Artificial Intelligence (AI) is becoming ubiquitous. Today, you can't walk a mile in the technology capital of India (Bangalore) without overhearing chatter about AI. It has started impacting our lives, businesses, and the economy in ways unheard of. Here is my three cents on it.
AI is disruptive because:
1. AI allows machines to move from being bottom-line drivers to top line drivers
Until now, machines helped us in doing our jobs faster, efficiently, consistently and economically. The onus was on the company to decide on what was the best machine to scale up operations. While the marketer and the data scientist had to figure out the campaign, the segmentation and the messaging, and had to take ownership of the return on investment (ROI), machines were helping them execute their plan and ‘automation’ became an operative phrase.
This scenario is fast changing wherein machines are going to decide how to maximize the ROI. The machine only needs inputs such as historical events, budgetary constraints and priorities. Once such inputs are keyed in, the machine will figure out how to get there. It will be responsible for top line outcome. The operative phrase in the very near future will be "ROI". The managers will have scale not just in execution but also in decision making.
2. AI allows machines to solve IQ challenges; not just PQ tasks
Broadly there are three aspects of human personality – physical quotient (PQ), intelligence quotient (IQ) and emotional quotient (EQ). Today machines, out-perform humans on PQ, as they can lift heavier loads, move faster, process data quicker, and work longer. And now, they can also think quicker and better. The domain left for humans is emotional. We are still better at deciding what should be done, what is the right thing to do, etc.
No wonder, Bill Gates suggested taxes on AI.
3. AI will have profound impact on IT industry
Winner will take it all.

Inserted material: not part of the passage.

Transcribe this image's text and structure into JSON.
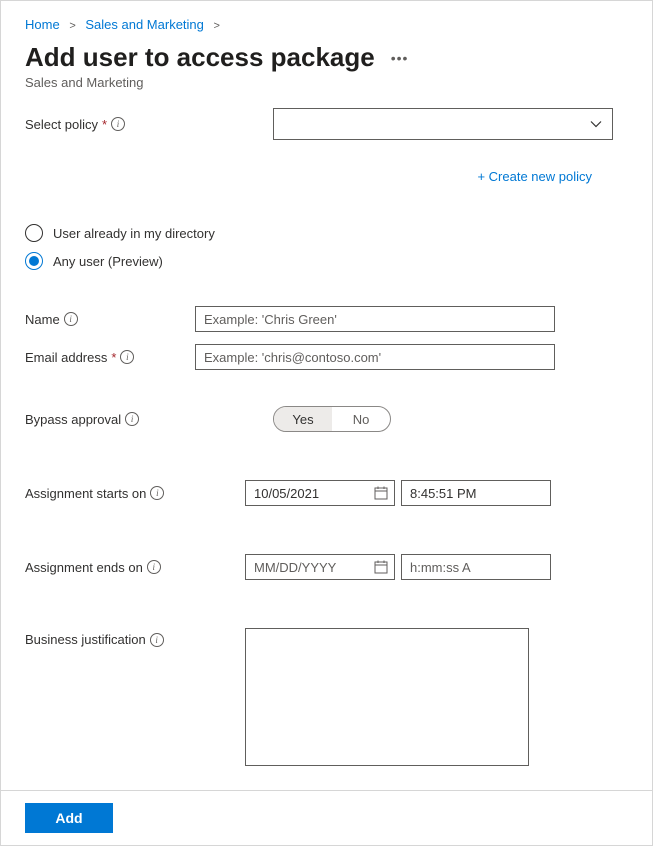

AI is allowing unprecedented scale. Companies like Google, Facebook, Amazon, and Microsoft are well positioned to dominate the industry. And it shows in the market valuation they enjoy. All other companies will have to find ways to work with them, within their walled gardens.
Software will also be forced to price by outcome. As ROI impact becomes the key driver, software providers will have to put their skin in the game. They will have to prove incremental impact and be willing to be paid only if they deliver.
The author is Director of Product Management, Customer Analytics, at Manthan
Disclaimer: This article is published as part of the IDG Contributor Network. The views expressed in this article are solely those of the contributing authors and not of IDG Media and its editor(s).